Tony Ward (pictured) is chief executive of Clayton Euro Risk
Regular readers of my blogs will see that I’ve been pretty consistent in views on the robustness of the housing market post-Brexit. In my opinion we were unlikely to suffer a dramatic decline in house prices because of two glaringly obvious reasons: demand continued to outstrip supply and we simply weren’t building enough houses to reduce that gap. I still fundamentally believe this.
Any yet, and yet…
This week, two government interventions have been announced that leave me feeling nervous. First, Chancellor Philip Hammond has confirmed he is to close the Help to Buy mortgage guarantee scheme, which offered state-backed mortgages to those who could afford only a 5% deposit. In a letter to Bank of England governor Mark Carney, Mr Hammond said the scheme had ‘achieved its purpose’ and its closure within the expected timeframe was “unlikely…to affect significantly the provision of finance” to mortgage hunters. Mark Carney responded that the scheme’s closure would not cause lending to dry up: “Given the decreasing usage of the scheme over time, the [Financial Policy] Committee judges that the closure of the scheme would be unlikely, in current market conditions, to affect significantly the provision of finance to prospective mortgagors, including high loan-to-value borrowers.” I’m not so sure.

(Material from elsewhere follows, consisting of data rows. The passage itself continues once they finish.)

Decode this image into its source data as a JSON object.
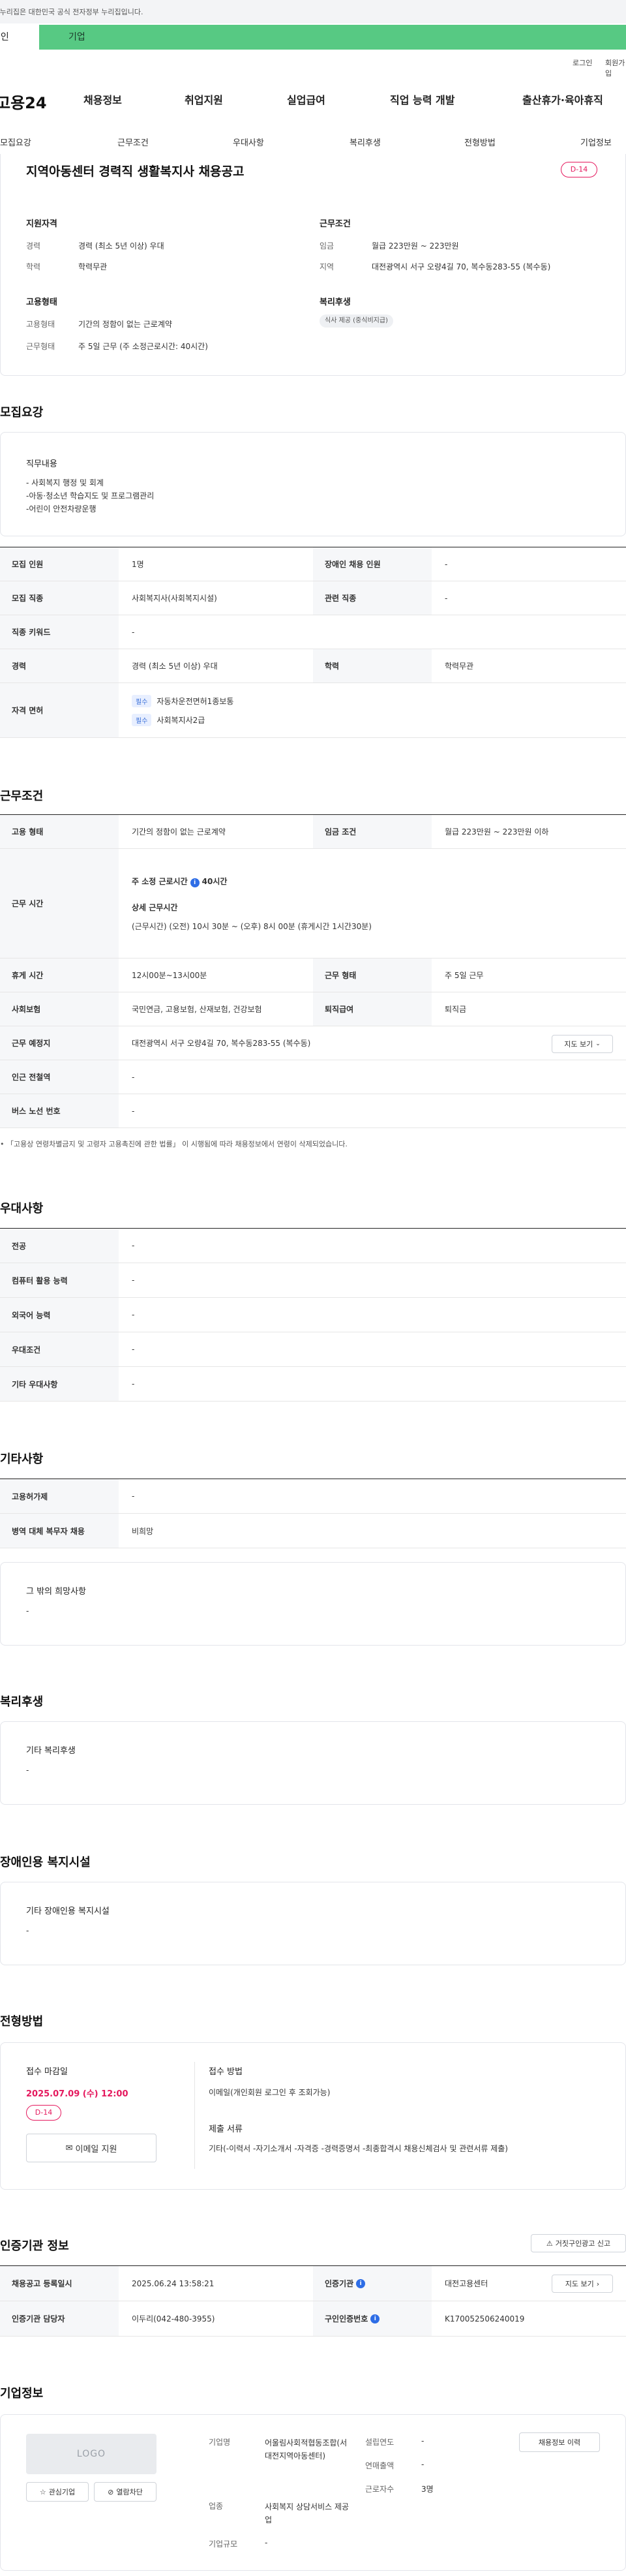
{
  "gov_banner": "이 누리집은 대한민국 공식 전자정부 누리집입니다.",
  "user_tabs": {
    "personal": "개인",
    "company": "기업"
  },
  "util": {
    "login": "로그인",
    "join": "회원가입"
  },
  "logo": "고용24",
  "gnb": [
    "채용정보",
    "취업지원",
    "실업급여",
    "직업 능력 개발",
    "출산휴가·육아휴직"
  ],
  "subnav": [
    "모집요강",
    "근무조건",
    "우대사항",
    "복리후생",
    "전형방법",
    "기업정보"
  ],
  "summary": {
    "title": "지역아동센터 경력직 생활복지사 채용공고",
    "dday": "D-14",
    "qual_heading": "지원자격",
    "qual": [
      {
        "label": "경력",
        "value": "경력 (최소 5년 이상) 우대"
      },
      {
        "label": "학력",
        "value": "학력무관"
      }
    ],
    "cond_heading": "근무조건",
    "cond": [
      {
        "label": "임금",
        "value": "월급 223만원 ~ 223만원"
      },
      {
        "label": "지역",
        "value": "대전광역시 서구 오량4길 70, 복수동283-55 (복수동)"
      }
    ],
    "emp_heading": "고용형태",
    "emp": [
      {
        "label": "고용형태",
        "value": "기간의 정함이 없는 근로계약"
      },
      {
        "label": "근무형태",
        "value": "주 5일 근무 (주 소정근로시간: 40시간)"
      }
    ],
    "welfare_heading": "복리후생",
    "welfare_chip": "식사 제공 (중식비지급)"
  },
  "recruit": {
    "heading": "모집요강",
    "duty_heading": "직무내용",
    "duty_text": "- 사회복지 행정 및 회계\n-아동·청소년 학습지도 및 프로그램관리\n-어린이 안전차량운행",
    "rows": {
      "count_label": "모집 인원",
      "count_value": "1명",
      "disabled_label": "장애인 채용 인원",
      "disabled_value": "-",
      "job_label": "모집 직종",
      "job_value": "사회복지사(사회복지시설)",
      "related_label": "관련 직종",
      "related_value": "-",
      "keyword_label": "직종 키워드",
      "keyword_value": "-",
      "career_label": "경력",
      "career_value": "경력 (최소 5년 이상) 우대",
      "edu_label": "학력",
      "edu_value": "학력무관",
      "license_label": "자격 면허",
      "license_req": "필수",
      "license_1": "자동차운전면허1종보통",
      "license_2": "사회복지사2급"
    }
  },
  "work": {
    "heading": "근무조건",
    "emp_label": "고용 형태",
    "emp_value": "기간의 정함이 없는 근로계약",
    "wage_label": "임금 조건",
    "wage_value": "월급 223만원 ~ 223만원 이하",
    "hours_label": "근무 시간",
    "hours_weekly_prefix": "주 소정 근로시간",
    "hours_weekly_value": "40시간",
    "hours_detail_heading": "상세 근무시간",
    "hours_detail": "(근무시간) (오전) 10시 30분 ~ (오후) 8시 00분 (휴게시간 1시간30분)",
    "break_label": "휴게 시간",
    "break_value": "12시00분~13시00분",
    "type_label": "근무 형태",
    "type_value": "주 5일 근무",
    "insurance_label": "사회보험",
    "insurance_value": "국민연금, 고용보험, 산재보험, 건강보험",
    "retire_label": "퇴직급여",
    "retire_value": "퇴직금",
    "place_label": "근무 예정지",
    "place_value": "대전광역시 서구 오량4길 70, 복수동283-55 (복수동)",
    "map_btn": "지도 보기",
    "subway_label": "인근 전철역",
    "subway_value": "-",
    "bus_label": "버스 노선 번호",
    "bus_value": "-",
    "notice": "「고용상 연령차별금지 및 고령자 고용촉진에 관한 법률」 이 시행됨에 따라 채용정보에서 연령이 삭제되었습니다."
  },
  "pref": {
    "heading": "우대사항",
    "rows": [
      {
        "label": "전공",
        "value": "-"
      },
      {
        "label": "컴퓨터 활용 능력",
        "value": "-"
      },
      {
        "label": "외국어 능력",
        "value": "-"
      },
      {
        "label": "우대조건",
        "value": "-"
      },
      {
        "label": "기타 우대사항",
        "value": "-"
      }
    ]
  },
  "etc": {
    "heading": "기타사항",
    "rows": [
      {
        "label": "고용허가제",
        "value": "-"
      },
      {
        "label": "병역 대체 복무자 채용",
        "value": "비희망"
      }
    ],
    "other_heading": "그 밖의 희망사항",
    "other_value": "-"
  },
  "welfare": {
    "heading": "복리후생",
    "sub": "기타 복리후생",
    "value": "-"
  },
  "disabled_fac": {
    "heading": "장애인용 복지시설",
    "sub": "기타 장애인용 복지시설",
    "value": "-"
  },
  "screening": {
    "heading": "전형방법",
    "deadline_heading": "접수 마감일",
    "deadline": "2025.07.09 (수) 12:00",
    "dday": "D-14",
    "apply_btn": "이메일 지원",
    "method_heading": "접수 방법",
    "method_value": "이메일(개인회원 로그인 후 조회가능)",
    "docs_heading": "제출 서류",
    "docs_value": "기타(-이력서 -자기소개서 -자격증 -경력증명서 -최종합격시 채용신체검사 및 관련서류 제출)"
  },
  "cert": {
    "heading": "인증기관 정보",
    "report_btn": "거짓구인광고 신고",
    "reg_label": "채용공고 등록일시",
    "reg_value": "2025.06.24 13:58:21",
    "org_label": "인증기관",
    "org_value": "대전고용센터",
    "map_btn": "지도 보기",
    "manager_label": "인증기관 담당자",
    "manager_value": "이두리(042-480-3955)",
    "id_label": "구인인증번호",
    "id_value": "K170052506240019"
  },
  "company": {
    "heading": "기업정보",
    "logo_text": "LOGO",
    "interest_btn": "관심기업",
    "block_btn": "열람차단",
    "name_label": "기업명",
    "name_value": "어울림사회적협동조합(서대전지역아동센터)",
    "industry_label": "업종",
    "industry_value": "사회복지 상담서비스 제공업",
    "size_label": "기업규모",
    "size_value": "-",
    "founded_label": "설립연도",
    "founded_value": "-",
    "sales_label": "연매출액",
    "sales_value": "-",
    "staff_label": "근로자수",
    "staff_value": "3명",
    "history_btn": "채용정보 이력"
  }
}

Bigger housebuilders have confirmed that a considerable slice of their house sales were attributable to the Help to Buy scheme, which was used to buy as much as 50% of their homes last year. So where does that leave them? Will it incentivise them to build the extra 225,000 new homes a year analysts suggest are needed?
The announcement coincides with new figures from AM Trust Moneyfacts that show the number of 95% LTV mortgages has fallen by 16%. So what happens to those first-time buyers who depended so heavily on the scheme? These latest numbers tell us that 185,000 people bought homes with the scheme, 81% of whom (150,000) were first-time buyers. “Our research suggests that more than 5.5 million people think that they will never be able to own a home and while the Help to Buy scheme was not without its problems, its removal could push this figure higher,” said Simon McCulloch of comparison site Comparethemarket.com.
Second are the new regulations being loaded onto the buy-to-let market next year by the Prudential Regulation Authority. Landlords will face tougher stress tests from mortgage lenders. The Bank of England worried that the unregulated lending boom was a threat to the economy, arguing that a sudden sell-off of landlords’ properties in an economic downturn would have a drastic effect on the housing market. Under the changes, banks and specialist buy-to-let lenders will be required to make sure that a landlord could still afford to meet their mortgage repayments if interest rates rose to 5.5% over a minimum of five years. The Bank’s financial regulator will also ask lenders to assess whether a borrower’s monthly rental income from a property is enough to cover their mortgage payments, or whether the landlord has enough of their own money to be able to keep paying the mortgage. This ratio will be 125%. According to Paragon, there are currently some two million private landlords, renting five million properties between them.
I feel the beleaguered buy-to-let market is under fire and these requirements are a step too far. Landlords have already faced a tough year from regulators with the additional 3% surcharge introduced in April and reduced tax relief on mortgage payments from 2017. And where is the evidence that a downturn in the housing market would prompt a sell-off? The number of buy-to-let mortgages in arrears is proportionality a lot lower than residential mortgages. I agree with those brokers who have criticised the changes, arguing that they are an attack on small landlords who may struggle to pass the affordability tests. Simon Collins from John Charcol said: “This feels like the regulator is looking to, if not prosecute, then certainly rein in the buy-to-let market very, very hard.”
Hometrack’s Richard Donnell observed that the regulations would require some landlords to find an additional £35,000 of their own money to receive a mortgage. He said: “That’s a lot of money. If you take it alongside the extra stamp duty costs for buy-to-let and the tax relief changes, then buy-to-let has gone from being a no-brainer investment to forcing people to put more money in and minimise the risk. This may mean a slowdown in the buy-to-let market.”
Hopefully, you can see why I’m concerned. All in all, not a good week for the housing market.